FourLevel RPN and the Real World  Printable Version + HP Forums (https://archived.hpcalc.org/museumforum) + Forum: HP Museum Forums (https://archived.hpcalc.org/museumforum/forum1.html) + Forum: Old HP Forum Archives (https://archived.hpcalc.org/museumforum/forum2.html) + Thread: FourLevel RPN and the Real World (/thread258508.html) 
FourLevel RPN and the Real World  Matt Agajanian  12122013 Hello there. Please humour me on this one. After seeing the posts about the Batman graph posted here a few weeks ago and the fact that the WP34S can be configured with an 8register stack, I got to wondering about just how complex the equations in the physical, biological, medical, etc. sciences really are. So, with that said, just how is it that four levels of an RPN stack are sufficient for application and usage in the mathenatics for the sciences?
Or, are the mathematics in the sciences not that complex being that everthing from the HP65 to the HP41 and afterwards has sufficed for use in the real world? Edited: 12 Dec 2013, 4:49 p.m.
Re: FourLevel RPN and the Real World  Walter B  12122013 Hi there, Quote:They aren't. They are sufficient for the majority  but I've experienced problems every once and a while requiring at least five levels. Presumably six levels would catch all problems worked inside out. The reason why the WP 34S features eight levels is complex domain.
d:)

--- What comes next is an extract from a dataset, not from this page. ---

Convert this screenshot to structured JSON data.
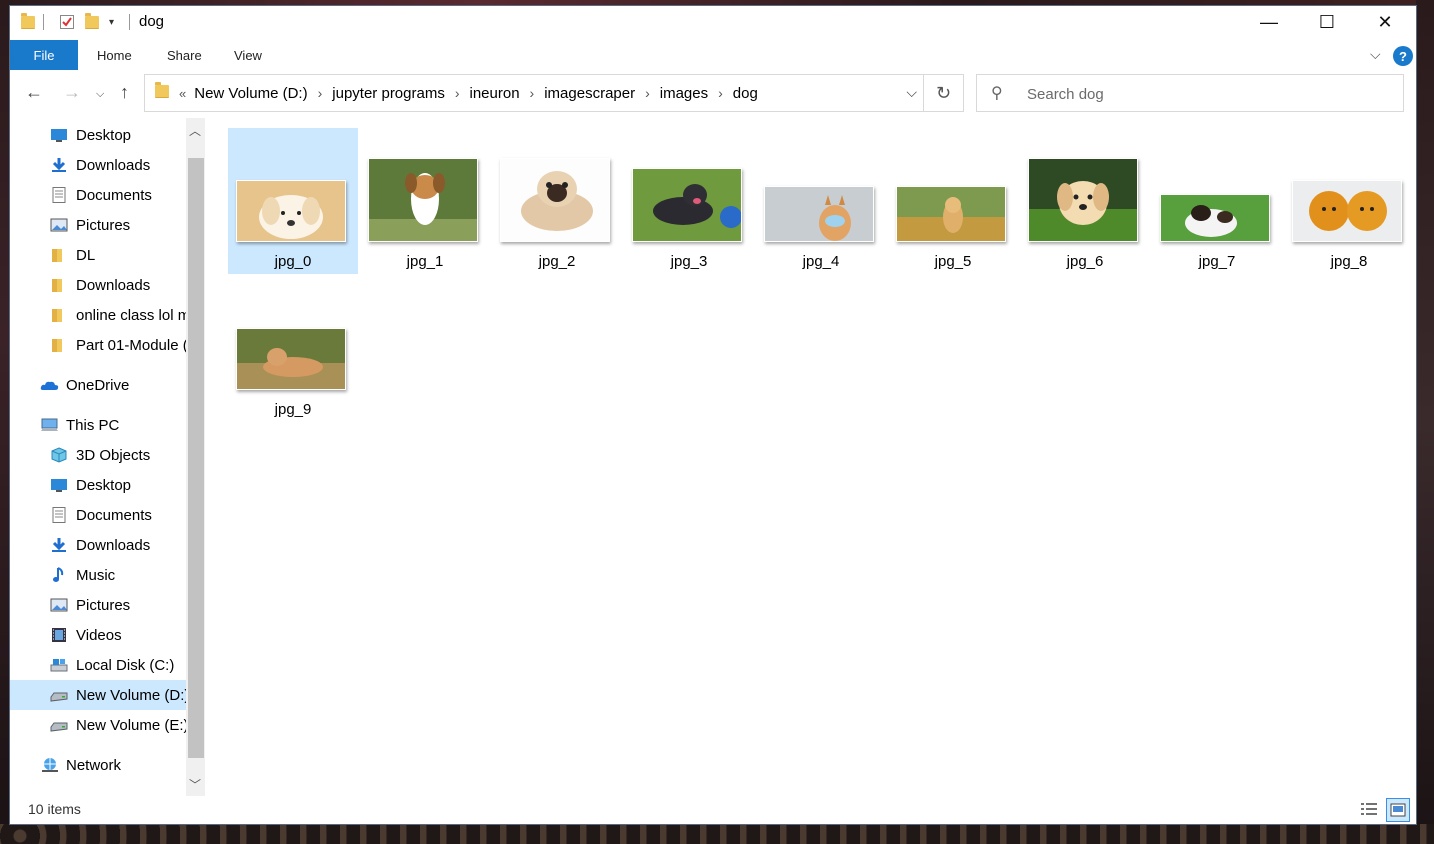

Re: FourLevel RPN and the Real World  Geir Isene  12122013 A 4level RPN stack + a couple of storage registers does the trick
Re: FourLevel RPN and the Real World  Matt Agajanian  12122013 Please enlighten me. Just what range of calculations are you speaking of?
Re: FourLevel RPN and the Real World  Raymond Del Tondo  12122013 Quote:"A couple of storage registers" simply means missing stack levels. Not a problem with a virtually unlimited stack;) Re: FourLevel RPN and the Real World  Geir Isene  12122013 Except there are advantages to have storage registers in certain situations where a virtually unlimited stack is cumbersome and lacking the neatness of the 4level stack. And so I really do prefer the HP41 over the RPL machines like the 48  from simple calculations to really complex ones.
Re: FourLevel RPN and the Real World  Raymond Del Tondo  12122013 Quote:As written above, not a problem with a virtually unlimited stack. You can limit stack usage as you like, and you can use variables and "register" arithmetic for calculations in combination with an unlimited stack, too.
With an unlimited stack, you are just not...ahem, limited;)
Re: FourLevel RPN and the Real World  Geir Isene  12122013 Still there are many times I would prefer the Tregister behavior of a 4level stack and that it rolls around on only four levels. The use of fixed registers is of course a feature beyond the stack in that they are... fixed :)
Re: FourLevel RPN and the Real World  Walter B  12132013 So an eight level stack is a good compromise: featuring Dlevel repetition AND high enough four all formulas.
d:)
Re: FourLevel RPN and the Real World  Gerson W. Barbosa  12132013
Quote: ^^^^The spelling might indicate an unconscious preference for the superior 4level stack :)
Re: FourLevel RPN and the Real World  Nick_S  12132013 Your RPN formulae can address registers of which there are 67 in an HP15C, for example. These can be used to represent the variables in more complex calculations with intermediate storage when more than a couple of stack levels are required.
Edited: 13 Dec 2013, 6:32 a.m.
Re: FourLevel RPN and the Real World  Walter B  12132013 So sorry, Mr. Freud ;)
Re: FourLevel RPN and the Real World  Gene Wright  12132013 Yes, it IS a very good compromise. Just one of the many excellent design decisions made in the 34S.
Re: FourLevel RPN and the Real World  Marcel Samek  12132013 If I am just evaluating an equation and entering values in as necessary, then a 4 level stack can be sufficient for quite complex equations. However, if I enter values that are then reused in the equation multiple times, it is a different story. In the first case, you are using the RPN stack to perform operations and hold intermediate results, which it is well designed for, is efficient and elegant. In the second case you are using the stack to juggle input data as well as perform operations and hold intermediate results and that can cause a lot of grief, depending on the number of input variables and where in the equation they happen to be (re)used.
I find that a lot of stack manipulation and use of registers happens not because of the complexity of an equation, but because of the desire to move data around to put it into place for the equation. I think of those as unrelated problems.
Re: FourLevel RPN and the Real World  Manolo Sobrino  12132013 That's why some kind of formula evaluation capability makes a lot of sense. RPN makes single evaluation straightforward (and so much fun), but reusing the algebra means you have to write a program. That's fine if I have to perform the calculation 100 times, but what if I need it just twice? It isn't really costeffective... I always keep around a formula calculator for this. In an EOS calculator you'd just get back, edit the line and evaluate again. Keeping simple things simple has its beauty too.